To the dogs: Did you know Windermere real estate agents Zita and Dick Sandmeyer had two dogs, named Sam & Buck? Sam recently died...meanwhile, Coldwell Banker's real estate agent Sam Buck laughed when I told him about it at The Sixth Sense at the Royal Theater Friday night. Zita says the dogs were named separately, and that it's a coincidence.
About my CD: Remember I told you about my latest album? Mike at Funk and Junk (they have an auction next weekend, by the way) tells me his boy Avery listens to it nearly every day, which touches me. Meanwhile, my producer Joe tells me his daughter Taylor has recorded the CD onto the back of her favorite Brittany Spears tape, which she listens to all the time.
Now I know I've arrived. Me & Britt. Same tape.
Quote: "Oh, what a catastrophe, what a maiming of love when it
"Love has become a grinning mockery because, poor blossom,
October 21, 1999
Where there's smoke: This is Fire Prevention Week at the elementary school, which means there are presentations all week to show the kids how to deal with fire-related situations. Using simulations, Fire Chief Glen Potter (right) and his volunteers have worked with the kids to put out kitchen fires, had the kids crawl through smoke-filled rooms (really, it was dry ice), practice dropping-and-rolling, and more.
Even though demos like the one above, in the school's gravel parking lot, may have gotten the attention of neighbors with its billowing smoke, we're all safer because they do this stuff.
The word from the kids: "This is cool."

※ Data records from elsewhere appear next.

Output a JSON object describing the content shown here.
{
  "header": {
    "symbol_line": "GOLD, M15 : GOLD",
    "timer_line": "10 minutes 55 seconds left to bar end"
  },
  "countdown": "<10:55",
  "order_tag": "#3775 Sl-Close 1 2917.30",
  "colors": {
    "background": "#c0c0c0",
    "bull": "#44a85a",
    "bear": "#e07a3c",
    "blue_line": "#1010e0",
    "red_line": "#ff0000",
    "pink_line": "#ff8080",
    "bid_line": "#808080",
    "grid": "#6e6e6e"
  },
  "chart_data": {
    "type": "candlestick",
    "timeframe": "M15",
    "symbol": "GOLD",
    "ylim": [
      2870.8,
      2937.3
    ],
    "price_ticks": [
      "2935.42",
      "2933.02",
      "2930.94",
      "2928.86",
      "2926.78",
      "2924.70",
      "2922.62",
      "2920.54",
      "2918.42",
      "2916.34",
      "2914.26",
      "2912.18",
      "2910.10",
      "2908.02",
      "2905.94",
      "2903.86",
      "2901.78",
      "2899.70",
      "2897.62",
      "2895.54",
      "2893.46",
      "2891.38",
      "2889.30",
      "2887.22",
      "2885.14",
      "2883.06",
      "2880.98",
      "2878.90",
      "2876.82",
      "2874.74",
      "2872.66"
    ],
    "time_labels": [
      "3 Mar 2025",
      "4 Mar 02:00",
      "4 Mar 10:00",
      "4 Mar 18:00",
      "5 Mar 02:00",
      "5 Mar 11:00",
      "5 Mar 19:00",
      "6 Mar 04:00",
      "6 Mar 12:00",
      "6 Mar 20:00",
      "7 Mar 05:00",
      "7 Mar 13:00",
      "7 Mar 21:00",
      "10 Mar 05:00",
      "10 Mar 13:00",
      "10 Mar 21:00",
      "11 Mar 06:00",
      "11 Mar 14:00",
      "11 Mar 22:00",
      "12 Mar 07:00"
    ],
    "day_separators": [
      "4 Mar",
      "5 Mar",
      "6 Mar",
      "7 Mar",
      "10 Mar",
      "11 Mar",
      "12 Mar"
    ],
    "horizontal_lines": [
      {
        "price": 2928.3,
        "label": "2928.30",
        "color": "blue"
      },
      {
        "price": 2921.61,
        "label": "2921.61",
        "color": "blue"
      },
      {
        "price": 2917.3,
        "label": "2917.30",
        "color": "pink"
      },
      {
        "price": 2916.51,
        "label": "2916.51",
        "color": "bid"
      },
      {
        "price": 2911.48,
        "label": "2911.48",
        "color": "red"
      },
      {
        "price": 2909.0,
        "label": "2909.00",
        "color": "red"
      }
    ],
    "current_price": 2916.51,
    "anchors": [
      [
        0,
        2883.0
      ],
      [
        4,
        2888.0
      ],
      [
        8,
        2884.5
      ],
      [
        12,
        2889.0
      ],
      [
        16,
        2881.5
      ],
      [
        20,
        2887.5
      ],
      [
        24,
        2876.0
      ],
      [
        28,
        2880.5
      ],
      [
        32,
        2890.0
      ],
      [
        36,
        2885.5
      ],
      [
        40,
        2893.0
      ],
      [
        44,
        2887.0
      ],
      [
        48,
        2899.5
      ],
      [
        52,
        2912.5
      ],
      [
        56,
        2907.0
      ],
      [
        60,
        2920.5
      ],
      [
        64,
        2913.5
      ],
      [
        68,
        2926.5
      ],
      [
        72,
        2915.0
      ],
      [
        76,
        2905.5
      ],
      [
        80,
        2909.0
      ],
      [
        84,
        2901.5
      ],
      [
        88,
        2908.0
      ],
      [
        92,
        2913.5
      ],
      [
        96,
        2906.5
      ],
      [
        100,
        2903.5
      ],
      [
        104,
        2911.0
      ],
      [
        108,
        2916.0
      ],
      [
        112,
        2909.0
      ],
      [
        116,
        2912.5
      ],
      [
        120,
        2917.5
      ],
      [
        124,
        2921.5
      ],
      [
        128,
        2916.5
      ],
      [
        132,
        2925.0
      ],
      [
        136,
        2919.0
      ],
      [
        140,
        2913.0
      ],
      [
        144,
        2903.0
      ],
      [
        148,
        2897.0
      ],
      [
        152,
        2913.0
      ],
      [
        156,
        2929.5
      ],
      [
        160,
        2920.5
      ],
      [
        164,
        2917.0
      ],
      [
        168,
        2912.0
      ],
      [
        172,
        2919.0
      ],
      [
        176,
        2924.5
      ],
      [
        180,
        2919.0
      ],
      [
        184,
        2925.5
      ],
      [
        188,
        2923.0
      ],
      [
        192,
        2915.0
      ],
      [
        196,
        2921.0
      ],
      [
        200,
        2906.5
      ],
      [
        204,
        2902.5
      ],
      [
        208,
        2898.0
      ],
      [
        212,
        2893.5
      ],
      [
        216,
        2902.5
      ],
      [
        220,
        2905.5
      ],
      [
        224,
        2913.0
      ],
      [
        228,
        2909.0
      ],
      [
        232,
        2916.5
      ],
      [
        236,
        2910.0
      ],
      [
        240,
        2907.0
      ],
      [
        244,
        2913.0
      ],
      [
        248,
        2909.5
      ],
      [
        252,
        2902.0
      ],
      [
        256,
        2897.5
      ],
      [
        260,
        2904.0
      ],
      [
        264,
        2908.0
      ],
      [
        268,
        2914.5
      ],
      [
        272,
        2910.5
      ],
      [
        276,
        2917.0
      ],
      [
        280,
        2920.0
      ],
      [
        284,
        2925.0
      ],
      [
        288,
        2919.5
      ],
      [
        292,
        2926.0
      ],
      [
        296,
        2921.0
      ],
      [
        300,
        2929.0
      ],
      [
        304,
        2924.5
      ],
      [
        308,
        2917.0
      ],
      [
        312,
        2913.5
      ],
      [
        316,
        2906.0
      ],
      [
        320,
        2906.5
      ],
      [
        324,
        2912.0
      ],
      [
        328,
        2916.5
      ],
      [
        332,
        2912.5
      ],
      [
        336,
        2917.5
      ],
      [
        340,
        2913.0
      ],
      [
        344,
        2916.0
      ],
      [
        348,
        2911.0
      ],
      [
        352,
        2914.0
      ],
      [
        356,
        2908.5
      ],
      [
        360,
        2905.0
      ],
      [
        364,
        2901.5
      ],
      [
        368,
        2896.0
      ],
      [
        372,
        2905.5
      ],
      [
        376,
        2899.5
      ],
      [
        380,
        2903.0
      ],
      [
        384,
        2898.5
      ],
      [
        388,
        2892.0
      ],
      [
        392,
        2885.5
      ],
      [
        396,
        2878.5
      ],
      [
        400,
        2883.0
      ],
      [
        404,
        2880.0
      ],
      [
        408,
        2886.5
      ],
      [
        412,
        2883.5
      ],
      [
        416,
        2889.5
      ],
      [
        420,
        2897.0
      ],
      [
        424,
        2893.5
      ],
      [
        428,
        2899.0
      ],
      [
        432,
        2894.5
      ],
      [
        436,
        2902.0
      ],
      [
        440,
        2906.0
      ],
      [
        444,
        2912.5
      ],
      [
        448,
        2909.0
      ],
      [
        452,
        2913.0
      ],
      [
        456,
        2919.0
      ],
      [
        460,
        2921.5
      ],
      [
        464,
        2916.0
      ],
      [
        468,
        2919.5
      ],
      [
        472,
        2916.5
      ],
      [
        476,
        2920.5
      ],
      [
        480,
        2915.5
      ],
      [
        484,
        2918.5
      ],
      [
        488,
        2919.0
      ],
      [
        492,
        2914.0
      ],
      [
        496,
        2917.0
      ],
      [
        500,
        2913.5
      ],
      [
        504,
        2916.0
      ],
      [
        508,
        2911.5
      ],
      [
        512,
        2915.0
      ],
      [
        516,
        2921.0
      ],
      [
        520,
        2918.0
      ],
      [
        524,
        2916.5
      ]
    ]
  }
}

Journal changes heads: Editor Matt Pranger at the Journal of the San Juans moves on this week, opening the position to a new guy...haven't caught his name yet. We'll let ya know as soon as we find out.
Weather: It's been great outside for the last week or so. Blue skies, just warm enough. Get outside & play.
Real estate movers: Terrie Schaff has moved on from Windermere, where she worked in vacation rentals for a spell. She and her husband are going to set up in Sisters, Oregon soon...in other moves, Brenda Larson has moved over to Windermere from ReMax, while Carole Conran has been named to take Shannon Sandwith's place at Coldwell Banker.
Political battle: It ain't, particularly. This fall's gentle elections for school board, town council, and several ballot measures locally have been kinda quiet. Maybe it's because we'll get good folks no matter what, so there's no need for them to savage each other.
School board candidates go at it tonight with a forum, somewhere. Drop by...
And remember to vote YES on the Island Rec levy. You'll be glad you did. And so will the kids.
Sports: FHHS soccer continues to roll: Boys coach Colin tells me the surging Wolverines may qualify for their first-ever post-season action this year, while the girls won their first last night 2-1 over LaConner, with goals from Mariya Porten & Christina Bond. Coach Mike Amsel was pretty excited when I saw him in the store last night, and should be - the girls keep improving each week. Next up: Seattle Lutheran, whom the girls nearly beat in September.
Review the Update from August 12, 1999 - October 21, 1999
Review the Update from May 17, 1999 - August 12, 1999
Review the Update from April 8, 1999 - May 17, 1999
Review the Update from February 26, 1999 - April 8, 1999
Review the Update from January 3, 1998 - February 26, 1999
Review the Update from November 1, 1998 - January 3, 1998
Review the Update from August 31, 1998 - October 31, 1998
Review the Update from July 2, 1998 - August 30, 1998
Review the Update from May 25, 1998 - July 2, 1998
Review the Update from April 3 - May 25, 1998
The information here is simply stuff we here at By Design think is important around Friday Harbor or on the Island. Some of it's news, some of it's old news, and all are just things we wanted to mention, with most of it about the things that make living here great.
There will be more next week, if anything happens.